Neuroprotective Mechanism of Minocycline in an Accelerated Macaque Model of NeuroAIDS

Eva-Maria Ratai1,2, Chan-Gyu Joo1,2, Jeffrey Bombardier1, Robert Fell1, Julian He1,2, Reza Hakimelahi1,2, Tricia Burdo3, Jennifer Campbell3, Patrick Autissier3, Lakshmanan Annamalai4, Eliezer Masliah5, Susan Westmoreland, 2,4, Kenneth Williams3, Ramon Gilberto Gonzalez1,2

1Department of Radiology, A. A. Martinos Center for Biomedical Imaging, Massachusetts General Hospital, Charlestown, MA, United States; 2Harvard Medical School, Boston, MA, United States; 3Biology Department, Boston College, Boston, MA, United States; 4Division of Comparative Pathology, New England Primate Research Center, Southborough, MA, United States; 5Department of Neurosciences, University of California at San Diego, La Jolla, CA, United States

HIV-associated neurocognitive disorders continue to be a significant problem. Using the accelerated macaque model of neuroAIDS in combination with in vivo MR spectroscopy minocycline was found to be neuroprotective and able to reverse increased high energy metabolism, most likely localized to glia.

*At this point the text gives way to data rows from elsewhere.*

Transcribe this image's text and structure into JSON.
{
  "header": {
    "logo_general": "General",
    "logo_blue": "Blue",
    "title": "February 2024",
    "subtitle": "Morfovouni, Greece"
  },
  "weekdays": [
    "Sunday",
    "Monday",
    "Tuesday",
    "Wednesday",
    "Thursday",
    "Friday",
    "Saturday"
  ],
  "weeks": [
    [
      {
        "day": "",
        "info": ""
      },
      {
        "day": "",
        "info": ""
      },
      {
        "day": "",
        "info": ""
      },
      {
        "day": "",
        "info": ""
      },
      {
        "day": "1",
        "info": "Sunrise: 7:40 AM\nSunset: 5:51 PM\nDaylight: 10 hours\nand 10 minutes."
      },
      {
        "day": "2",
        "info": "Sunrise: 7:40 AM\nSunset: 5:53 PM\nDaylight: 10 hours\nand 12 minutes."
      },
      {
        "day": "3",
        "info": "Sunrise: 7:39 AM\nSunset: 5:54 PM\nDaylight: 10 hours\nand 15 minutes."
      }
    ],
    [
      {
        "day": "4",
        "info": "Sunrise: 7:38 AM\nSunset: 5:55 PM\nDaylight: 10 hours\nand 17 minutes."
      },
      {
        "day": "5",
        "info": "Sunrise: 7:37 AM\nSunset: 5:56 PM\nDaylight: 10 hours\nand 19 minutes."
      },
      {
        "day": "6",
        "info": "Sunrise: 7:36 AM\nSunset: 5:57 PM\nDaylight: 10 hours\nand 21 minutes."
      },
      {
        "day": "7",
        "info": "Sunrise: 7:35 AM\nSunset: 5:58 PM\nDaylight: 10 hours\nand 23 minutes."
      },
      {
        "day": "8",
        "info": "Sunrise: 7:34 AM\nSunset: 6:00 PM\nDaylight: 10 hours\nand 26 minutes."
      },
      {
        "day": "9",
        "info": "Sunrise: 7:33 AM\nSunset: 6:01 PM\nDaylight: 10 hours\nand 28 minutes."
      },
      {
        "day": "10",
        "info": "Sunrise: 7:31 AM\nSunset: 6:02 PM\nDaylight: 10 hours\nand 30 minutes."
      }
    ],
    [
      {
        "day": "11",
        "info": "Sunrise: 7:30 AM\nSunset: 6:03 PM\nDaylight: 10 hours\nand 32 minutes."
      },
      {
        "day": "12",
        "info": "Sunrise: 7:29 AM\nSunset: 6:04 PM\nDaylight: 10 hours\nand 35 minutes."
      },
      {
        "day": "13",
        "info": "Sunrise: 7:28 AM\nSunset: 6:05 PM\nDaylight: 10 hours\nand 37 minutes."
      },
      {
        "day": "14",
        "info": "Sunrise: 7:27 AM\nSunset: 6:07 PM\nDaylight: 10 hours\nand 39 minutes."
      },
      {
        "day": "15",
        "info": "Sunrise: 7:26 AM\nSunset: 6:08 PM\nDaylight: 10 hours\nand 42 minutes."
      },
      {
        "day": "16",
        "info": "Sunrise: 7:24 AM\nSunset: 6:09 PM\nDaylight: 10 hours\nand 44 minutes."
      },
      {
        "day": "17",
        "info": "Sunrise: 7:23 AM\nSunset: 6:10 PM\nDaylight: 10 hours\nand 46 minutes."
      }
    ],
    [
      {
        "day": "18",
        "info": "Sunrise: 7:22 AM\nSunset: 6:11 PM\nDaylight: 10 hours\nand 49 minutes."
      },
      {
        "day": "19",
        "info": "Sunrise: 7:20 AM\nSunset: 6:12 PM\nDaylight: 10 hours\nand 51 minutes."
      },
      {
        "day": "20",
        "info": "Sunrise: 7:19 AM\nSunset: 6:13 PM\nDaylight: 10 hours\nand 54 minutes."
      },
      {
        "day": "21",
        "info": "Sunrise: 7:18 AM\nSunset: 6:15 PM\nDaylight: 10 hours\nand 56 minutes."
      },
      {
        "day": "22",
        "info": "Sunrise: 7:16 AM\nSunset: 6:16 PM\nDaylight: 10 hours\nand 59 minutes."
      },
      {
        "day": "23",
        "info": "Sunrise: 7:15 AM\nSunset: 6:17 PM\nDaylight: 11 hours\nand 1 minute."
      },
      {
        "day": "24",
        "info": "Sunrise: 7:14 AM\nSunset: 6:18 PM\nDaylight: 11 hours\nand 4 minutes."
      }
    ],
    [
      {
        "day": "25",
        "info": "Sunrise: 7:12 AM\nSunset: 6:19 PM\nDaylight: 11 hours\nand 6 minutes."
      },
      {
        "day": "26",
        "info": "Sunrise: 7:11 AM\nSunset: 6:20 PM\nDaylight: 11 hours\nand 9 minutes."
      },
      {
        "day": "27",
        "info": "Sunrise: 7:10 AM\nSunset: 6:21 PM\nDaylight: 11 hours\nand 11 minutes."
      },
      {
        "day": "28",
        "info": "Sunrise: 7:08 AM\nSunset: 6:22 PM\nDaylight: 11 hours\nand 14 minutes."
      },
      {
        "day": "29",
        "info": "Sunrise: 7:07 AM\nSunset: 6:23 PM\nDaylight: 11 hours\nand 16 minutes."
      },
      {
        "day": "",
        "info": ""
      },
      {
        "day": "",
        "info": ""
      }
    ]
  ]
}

Evaluating our observations, clues into the mechanisms underlying neuroprotection included reduction of microglial activation, reductions of CSF and plasma viral loads during treatment, and a reduction in a subset of circulating monocytes considered to be responsible for viral infection of the CNS by cell trafficking mechanisms.